[Web page and app entries]
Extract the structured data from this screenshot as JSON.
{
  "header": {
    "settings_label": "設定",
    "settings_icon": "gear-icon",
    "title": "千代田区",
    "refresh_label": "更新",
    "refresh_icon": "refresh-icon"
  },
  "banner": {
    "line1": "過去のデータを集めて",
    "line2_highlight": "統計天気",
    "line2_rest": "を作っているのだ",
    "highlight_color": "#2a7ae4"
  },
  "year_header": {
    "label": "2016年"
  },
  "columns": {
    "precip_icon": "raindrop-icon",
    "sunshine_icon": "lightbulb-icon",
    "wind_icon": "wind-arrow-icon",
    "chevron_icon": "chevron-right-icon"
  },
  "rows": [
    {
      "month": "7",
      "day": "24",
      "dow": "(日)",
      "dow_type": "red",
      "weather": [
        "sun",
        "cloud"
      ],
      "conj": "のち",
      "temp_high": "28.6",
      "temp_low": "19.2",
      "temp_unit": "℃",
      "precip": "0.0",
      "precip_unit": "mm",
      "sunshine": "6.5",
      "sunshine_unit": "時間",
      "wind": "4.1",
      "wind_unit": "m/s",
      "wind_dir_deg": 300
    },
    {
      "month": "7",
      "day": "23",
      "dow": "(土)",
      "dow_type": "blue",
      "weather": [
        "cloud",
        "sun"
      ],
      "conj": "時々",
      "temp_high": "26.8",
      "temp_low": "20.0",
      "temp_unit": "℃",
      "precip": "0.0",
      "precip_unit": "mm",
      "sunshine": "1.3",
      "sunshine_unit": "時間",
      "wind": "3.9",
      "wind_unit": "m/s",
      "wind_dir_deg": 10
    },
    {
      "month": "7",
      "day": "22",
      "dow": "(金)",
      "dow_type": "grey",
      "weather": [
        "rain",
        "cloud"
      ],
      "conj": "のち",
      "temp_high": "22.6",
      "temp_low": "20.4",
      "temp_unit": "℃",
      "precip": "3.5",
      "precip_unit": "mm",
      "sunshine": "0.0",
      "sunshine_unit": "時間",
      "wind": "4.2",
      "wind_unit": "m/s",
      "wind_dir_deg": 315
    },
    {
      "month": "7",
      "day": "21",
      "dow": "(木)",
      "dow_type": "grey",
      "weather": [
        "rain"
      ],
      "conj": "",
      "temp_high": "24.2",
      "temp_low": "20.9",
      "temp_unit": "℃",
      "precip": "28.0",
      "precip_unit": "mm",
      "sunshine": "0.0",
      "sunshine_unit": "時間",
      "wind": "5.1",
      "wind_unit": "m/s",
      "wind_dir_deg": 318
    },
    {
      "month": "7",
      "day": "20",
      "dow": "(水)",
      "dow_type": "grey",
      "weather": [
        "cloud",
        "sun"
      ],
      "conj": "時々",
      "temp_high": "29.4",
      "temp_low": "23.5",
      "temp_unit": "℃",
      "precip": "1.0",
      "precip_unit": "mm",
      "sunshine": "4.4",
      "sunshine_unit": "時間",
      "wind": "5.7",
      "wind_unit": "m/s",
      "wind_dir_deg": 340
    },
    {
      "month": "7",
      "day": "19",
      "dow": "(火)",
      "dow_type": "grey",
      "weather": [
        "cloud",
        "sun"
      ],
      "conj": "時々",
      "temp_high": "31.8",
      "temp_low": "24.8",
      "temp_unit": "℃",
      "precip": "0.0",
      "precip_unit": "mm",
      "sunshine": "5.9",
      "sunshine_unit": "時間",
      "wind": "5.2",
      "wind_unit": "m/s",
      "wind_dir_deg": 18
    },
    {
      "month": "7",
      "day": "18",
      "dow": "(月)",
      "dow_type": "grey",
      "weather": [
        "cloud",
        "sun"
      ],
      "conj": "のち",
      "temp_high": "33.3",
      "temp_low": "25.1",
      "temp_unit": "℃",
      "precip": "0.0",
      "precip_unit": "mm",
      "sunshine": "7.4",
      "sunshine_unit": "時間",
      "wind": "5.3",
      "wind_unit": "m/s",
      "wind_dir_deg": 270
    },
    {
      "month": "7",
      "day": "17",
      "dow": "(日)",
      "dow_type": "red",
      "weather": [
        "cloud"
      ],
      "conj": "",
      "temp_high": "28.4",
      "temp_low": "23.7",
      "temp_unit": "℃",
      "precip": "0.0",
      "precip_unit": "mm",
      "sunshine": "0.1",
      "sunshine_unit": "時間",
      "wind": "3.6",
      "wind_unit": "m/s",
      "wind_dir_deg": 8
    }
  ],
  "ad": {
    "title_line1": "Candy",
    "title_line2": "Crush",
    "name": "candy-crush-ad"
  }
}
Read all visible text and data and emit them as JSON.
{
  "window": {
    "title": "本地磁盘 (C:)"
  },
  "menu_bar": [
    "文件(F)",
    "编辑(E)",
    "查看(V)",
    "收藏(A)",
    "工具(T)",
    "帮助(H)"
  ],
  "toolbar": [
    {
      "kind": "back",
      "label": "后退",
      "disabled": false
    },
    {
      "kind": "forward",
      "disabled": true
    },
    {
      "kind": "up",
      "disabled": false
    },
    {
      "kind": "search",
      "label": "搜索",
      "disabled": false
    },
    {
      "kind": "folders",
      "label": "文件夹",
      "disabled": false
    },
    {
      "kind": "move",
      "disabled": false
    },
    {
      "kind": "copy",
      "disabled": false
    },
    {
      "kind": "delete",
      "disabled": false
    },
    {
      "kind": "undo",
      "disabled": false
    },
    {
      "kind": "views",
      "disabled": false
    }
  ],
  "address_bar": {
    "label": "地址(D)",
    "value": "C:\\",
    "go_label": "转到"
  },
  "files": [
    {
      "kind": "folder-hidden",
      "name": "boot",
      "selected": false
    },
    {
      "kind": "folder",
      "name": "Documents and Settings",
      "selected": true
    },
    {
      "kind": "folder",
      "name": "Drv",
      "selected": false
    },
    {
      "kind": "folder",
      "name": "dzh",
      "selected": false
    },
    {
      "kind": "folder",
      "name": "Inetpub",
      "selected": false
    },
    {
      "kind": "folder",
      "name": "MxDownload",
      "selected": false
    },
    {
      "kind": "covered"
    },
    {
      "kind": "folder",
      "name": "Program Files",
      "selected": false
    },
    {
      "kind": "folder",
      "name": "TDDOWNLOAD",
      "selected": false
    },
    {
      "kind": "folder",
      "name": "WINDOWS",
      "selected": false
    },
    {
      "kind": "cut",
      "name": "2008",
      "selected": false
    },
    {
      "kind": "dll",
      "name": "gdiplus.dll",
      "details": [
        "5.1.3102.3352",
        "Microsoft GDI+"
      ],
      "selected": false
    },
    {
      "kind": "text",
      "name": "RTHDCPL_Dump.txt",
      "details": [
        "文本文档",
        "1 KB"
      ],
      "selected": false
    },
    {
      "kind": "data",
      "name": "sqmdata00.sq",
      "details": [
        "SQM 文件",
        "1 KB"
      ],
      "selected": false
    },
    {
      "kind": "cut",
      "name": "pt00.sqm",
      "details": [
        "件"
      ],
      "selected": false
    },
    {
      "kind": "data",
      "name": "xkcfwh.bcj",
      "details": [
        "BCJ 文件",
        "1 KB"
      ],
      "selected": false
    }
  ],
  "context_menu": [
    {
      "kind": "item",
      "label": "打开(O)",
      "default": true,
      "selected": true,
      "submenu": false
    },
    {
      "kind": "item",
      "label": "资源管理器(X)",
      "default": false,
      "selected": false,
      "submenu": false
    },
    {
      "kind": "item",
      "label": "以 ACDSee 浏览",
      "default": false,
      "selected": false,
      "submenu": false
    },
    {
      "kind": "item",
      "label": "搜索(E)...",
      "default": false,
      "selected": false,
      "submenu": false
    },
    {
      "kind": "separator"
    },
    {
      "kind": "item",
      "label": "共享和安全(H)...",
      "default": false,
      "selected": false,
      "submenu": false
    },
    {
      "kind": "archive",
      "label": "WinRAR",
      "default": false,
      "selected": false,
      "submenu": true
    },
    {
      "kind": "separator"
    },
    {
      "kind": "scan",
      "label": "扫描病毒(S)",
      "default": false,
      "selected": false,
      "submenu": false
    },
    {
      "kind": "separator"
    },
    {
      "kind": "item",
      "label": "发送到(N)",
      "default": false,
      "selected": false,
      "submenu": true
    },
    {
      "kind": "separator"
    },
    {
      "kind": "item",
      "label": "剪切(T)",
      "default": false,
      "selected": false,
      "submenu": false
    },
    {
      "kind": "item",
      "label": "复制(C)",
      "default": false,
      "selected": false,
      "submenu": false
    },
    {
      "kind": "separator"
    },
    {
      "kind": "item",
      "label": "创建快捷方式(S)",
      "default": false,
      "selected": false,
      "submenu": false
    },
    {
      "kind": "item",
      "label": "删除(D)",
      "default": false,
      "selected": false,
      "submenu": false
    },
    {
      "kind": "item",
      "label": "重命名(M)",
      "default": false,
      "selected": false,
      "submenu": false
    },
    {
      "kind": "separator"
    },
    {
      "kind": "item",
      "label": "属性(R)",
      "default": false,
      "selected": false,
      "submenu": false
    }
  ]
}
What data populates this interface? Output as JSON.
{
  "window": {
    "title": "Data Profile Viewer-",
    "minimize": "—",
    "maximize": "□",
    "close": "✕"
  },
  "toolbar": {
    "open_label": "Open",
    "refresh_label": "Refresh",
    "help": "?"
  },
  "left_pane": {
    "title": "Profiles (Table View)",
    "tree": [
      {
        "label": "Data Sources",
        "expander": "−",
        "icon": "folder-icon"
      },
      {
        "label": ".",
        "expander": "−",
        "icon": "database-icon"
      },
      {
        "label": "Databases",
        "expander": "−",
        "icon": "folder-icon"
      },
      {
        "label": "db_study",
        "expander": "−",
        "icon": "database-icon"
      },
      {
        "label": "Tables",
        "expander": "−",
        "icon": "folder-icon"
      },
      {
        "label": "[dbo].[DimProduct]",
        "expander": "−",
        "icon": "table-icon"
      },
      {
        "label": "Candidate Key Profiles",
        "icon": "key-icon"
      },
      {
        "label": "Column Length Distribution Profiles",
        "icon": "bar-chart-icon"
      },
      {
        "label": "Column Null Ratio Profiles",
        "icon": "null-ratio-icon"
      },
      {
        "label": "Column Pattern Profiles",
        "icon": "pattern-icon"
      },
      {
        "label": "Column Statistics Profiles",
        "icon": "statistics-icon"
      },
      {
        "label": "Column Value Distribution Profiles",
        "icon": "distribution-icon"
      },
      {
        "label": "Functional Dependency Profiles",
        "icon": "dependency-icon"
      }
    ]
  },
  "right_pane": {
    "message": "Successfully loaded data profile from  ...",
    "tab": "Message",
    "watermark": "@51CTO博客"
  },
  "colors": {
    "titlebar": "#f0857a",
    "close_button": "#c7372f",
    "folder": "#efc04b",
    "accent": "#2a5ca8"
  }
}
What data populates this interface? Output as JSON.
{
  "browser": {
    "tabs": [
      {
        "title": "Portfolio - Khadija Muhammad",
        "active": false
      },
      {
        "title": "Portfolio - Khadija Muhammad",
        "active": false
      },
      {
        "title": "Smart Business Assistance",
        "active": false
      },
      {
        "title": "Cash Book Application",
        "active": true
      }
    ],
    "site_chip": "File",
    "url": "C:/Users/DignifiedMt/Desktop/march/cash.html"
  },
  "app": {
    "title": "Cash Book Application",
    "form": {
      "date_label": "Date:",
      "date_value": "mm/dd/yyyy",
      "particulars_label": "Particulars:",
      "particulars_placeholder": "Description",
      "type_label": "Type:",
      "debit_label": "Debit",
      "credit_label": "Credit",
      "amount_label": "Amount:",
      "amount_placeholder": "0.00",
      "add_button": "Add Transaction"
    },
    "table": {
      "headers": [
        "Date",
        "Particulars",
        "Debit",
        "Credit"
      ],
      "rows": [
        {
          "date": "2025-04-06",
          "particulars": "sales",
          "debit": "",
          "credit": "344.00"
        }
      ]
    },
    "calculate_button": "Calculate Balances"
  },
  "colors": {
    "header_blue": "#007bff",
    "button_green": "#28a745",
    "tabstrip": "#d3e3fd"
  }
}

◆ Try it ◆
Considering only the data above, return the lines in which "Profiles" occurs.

◆ Solution for this task ◆
    "title": "Profiles (Table View)",
        "label": "Candidate Key Profiles",
        "label": "Column Length Distribution Profiles",
        "label": "Column Null Ratio Profiles",
        "label": "Column Pattern Profiles",
        "label": "Column Statistics Profiles",
        "label": "Column Value Distribution Profiles",
        "label": "Functional Dependency Profiles",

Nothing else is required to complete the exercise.